Each player in turn either plays or passes (drawing cards). Then the cards are revealed and matched up. Each suit is resolved in turn. Each player's highest card in a given suit is matched up against every other player's highest card in that suit. Whichever card is the highest (or any card that is unopposed) wins and is captured by the player who played it. The other cards are losers and are discarded. If any player had played a second card in that suit then the process is now repeated, so it's possible that a player may win with a very low card simply because she was the only player to play two cards in that suit (or the only player to play in that suit at all).

The goal is to win as many of these battles as possible with the lowest ranked cards. Each card has a number of gems (or none at all). The highest ranked cards have no gems and the number of gems increases as the cards' ranks approach one. The zero-ranked cards are the most valuable of all because, while they have no gems, they have the "Gargon Amulet of Power" which doubles the value of all gems taken in that suit.

At the end of the game, players score one point for each gem taken. Players are also awarded ten bonus points (or five in the case of a tie) for having the most cards in a given suit. And of course the amulets (zero cards) score double points for each gem taken in that suit.


The components in Gargon are quite nice. The cards are the standard sturdy coated cardstock that we've come to expect from a game by AMIGO Spiel. The artwork is very attractive, albeit a bit repetitive within each suit. Colors are vivid and suits are easily distinguishable. This is an attractive game.

My Impression

Gargon has some interesting concepts that seem really good on the surface but just don't quite work as well as I had hoped. The blind play aspect would be extremely luck heavy if you couldn't tell what suits your opponents have in their hands. The fact that you CAN tell what suits they are holding is a great idea which dictates the major strategy of the game: try and be the only player to play in a given suit. But here again, it largely falls back to luck. It's almost always in the other players' interest to choose to play different colors from you and if they do then everyone just keeps all the cards they've played. This, of course, means that everyone will tend to score based on what cards they were lucky enough to draw. There is a rule that says that if the last player in a round plays cards, he must choose among suits already played in that round. This is intended to ensure that there will be at least some card match-ups in each round, and it generally does, but of course all the other players know this rule and so they'll try and play suits that the final player doesn't have in hand, forcing him to draw that round instead of play.

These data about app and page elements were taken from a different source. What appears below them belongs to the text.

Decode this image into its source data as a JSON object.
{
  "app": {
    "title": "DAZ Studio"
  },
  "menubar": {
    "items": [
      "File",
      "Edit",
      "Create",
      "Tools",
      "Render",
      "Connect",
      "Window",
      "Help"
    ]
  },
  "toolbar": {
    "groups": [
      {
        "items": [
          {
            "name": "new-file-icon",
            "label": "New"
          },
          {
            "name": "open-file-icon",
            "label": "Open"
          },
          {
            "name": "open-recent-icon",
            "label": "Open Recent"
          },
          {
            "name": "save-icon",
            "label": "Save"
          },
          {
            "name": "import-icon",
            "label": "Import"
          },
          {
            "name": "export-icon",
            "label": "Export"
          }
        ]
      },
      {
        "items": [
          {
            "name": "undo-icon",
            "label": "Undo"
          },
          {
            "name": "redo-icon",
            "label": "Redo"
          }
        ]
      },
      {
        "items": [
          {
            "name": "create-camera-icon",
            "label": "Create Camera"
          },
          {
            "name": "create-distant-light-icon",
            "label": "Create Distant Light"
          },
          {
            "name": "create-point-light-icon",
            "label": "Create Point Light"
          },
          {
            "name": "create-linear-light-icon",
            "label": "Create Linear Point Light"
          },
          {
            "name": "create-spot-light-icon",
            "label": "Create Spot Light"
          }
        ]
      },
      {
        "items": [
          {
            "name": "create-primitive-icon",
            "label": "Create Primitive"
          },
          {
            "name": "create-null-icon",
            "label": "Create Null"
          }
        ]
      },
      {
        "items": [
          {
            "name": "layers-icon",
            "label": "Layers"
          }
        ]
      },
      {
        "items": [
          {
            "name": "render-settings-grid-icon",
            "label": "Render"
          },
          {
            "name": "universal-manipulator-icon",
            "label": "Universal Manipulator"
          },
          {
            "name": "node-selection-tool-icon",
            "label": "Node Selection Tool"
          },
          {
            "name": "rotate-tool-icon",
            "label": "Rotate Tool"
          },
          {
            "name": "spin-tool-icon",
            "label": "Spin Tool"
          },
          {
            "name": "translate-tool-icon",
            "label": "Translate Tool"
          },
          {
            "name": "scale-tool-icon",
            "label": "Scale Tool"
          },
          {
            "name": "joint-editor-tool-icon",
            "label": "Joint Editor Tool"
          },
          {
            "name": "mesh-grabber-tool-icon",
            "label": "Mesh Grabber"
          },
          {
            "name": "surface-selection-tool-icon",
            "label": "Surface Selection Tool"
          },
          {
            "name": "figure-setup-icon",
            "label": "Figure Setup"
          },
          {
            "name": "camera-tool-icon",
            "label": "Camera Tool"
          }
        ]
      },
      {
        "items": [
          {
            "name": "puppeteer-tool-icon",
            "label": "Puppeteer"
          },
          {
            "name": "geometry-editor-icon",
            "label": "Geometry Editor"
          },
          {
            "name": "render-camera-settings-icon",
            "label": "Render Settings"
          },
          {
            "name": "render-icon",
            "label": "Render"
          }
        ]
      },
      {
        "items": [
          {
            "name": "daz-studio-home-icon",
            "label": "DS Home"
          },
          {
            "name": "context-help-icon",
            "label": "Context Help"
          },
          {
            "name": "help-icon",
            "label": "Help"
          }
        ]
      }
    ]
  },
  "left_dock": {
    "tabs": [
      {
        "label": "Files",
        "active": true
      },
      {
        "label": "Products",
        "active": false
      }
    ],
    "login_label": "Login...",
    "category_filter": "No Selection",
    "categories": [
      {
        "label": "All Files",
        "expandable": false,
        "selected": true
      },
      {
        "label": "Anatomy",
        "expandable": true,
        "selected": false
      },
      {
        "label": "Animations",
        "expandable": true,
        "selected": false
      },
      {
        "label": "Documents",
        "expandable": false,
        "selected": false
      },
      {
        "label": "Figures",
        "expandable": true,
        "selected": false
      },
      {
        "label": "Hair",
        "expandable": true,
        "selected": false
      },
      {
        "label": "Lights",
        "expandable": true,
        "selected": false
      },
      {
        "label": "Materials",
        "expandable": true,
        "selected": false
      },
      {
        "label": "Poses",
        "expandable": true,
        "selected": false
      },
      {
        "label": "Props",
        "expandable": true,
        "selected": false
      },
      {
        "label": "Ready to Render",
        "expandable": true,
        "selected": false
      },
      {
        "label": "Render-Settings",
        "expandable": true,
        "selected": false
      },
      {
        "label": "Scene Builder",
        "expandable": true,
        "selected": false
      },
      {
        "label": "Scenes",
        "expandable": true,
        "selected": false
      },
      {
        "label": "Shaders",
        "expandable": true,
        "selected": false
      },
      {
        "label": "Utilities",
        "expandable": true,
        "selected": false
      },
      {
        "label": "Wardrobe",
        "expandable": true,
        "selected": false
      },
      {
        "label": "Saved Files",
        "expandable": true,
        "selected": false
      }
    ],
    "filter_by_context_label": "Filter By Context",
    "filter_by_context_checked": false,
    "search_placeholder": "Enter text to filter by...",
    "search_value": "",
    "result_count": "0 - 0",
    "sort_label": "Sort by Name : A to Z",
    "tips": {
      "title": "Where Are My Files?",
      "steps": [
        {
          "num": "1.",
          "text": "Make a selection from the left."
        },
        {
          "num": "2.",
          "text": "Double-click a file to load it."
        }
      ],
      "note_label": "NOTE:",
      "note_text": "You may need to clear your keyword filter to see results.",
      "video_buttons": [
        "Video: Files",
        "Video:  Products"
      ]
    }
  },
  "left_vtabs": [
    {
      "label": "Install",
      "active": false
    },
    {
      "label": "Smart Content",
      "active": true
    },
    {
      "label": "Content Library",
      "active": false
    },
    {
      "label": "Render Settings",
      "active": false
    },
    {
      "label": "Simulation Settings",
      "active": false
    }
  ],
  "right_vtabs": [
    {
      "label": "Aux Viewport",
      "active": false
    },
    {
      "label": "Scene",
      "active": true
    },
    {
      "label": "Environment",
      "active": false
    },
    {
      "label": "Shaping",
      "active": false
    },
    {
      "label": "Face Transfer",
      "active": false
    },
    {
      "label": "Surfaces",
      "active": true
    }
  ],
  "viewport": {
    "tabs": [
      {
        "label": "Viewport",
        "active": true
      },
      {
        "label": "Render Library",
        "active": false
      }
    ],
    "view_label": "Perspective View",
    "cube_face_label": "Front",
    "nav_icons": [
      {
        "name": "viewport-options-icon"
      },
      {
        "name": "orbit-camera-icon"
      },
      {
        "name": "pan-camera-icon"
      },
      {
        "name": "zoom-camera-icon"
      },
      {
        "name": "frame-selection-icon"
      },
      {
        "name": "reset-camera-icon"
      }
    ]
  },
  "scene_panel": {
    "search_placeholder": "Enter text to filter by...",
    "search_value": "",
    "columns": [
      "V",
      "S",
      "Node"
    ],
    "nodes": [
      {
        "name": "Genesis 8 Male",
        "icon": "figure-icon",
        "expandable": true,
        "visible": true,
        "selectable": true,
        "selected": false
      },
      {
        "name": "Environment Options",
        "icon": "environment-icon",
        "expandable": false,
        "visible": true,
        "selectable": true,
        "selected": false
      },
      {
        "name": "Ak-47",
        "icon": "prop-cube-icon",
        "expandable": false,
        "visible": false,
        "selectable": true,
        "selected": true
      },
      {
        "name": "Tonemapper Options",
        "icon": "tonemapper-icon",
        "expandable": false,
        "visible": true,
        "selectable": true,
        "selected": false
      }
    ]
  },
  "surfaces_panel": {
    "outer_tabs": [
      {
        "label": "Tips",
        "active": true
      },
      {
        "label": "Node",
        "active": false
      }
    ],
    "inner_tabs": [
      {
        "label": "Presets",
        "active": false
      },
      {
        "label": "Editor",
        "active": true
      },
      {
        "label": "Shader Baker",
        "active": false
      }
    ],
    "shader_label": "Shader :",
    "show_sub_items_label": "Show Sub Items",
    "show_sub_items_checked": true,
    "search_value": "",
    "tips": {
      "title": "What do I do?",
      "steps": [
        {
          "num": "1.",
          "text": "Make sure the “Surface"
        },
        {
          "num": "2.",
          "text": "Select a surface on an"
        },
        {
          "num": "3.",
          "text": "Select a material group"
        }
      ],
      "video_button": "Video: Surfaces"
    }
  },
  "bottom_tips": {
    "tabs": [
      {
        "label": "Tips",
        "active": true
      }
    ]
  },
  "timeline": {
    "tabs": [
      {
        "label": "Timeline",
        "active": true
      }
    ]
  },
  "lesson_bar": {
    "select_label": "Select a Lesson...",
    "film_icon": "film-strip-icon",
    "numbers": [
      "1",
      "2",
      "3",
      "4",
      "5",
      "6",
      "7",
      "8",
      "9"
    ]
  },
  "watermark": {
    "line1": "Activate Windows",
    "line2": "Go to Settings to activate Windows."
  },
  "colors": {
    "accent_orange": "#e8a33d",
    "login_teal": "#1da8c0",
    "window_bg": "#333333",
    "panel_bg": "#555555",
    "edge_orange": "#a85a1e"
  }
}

Any card game, by its very nature, is going to involve some luck, but Gargon seems to suffer from it a bit more than most. And for this reason, I don't know that I will be wanting to play it all that often. I prefer my card games to be a bit more strategy intensive. Still, there is definitely some strategy here and I'm sure that there will be some who will enjoy this game immensely. This game works quite nicely as a light filler game. Younger kids may enjoy the bright colors and the fantasy artwork and the game is certainly simple enough for it's ten and up age rating. It's an attractive, inventive and unique game but ultimately for me it fell just a bit short.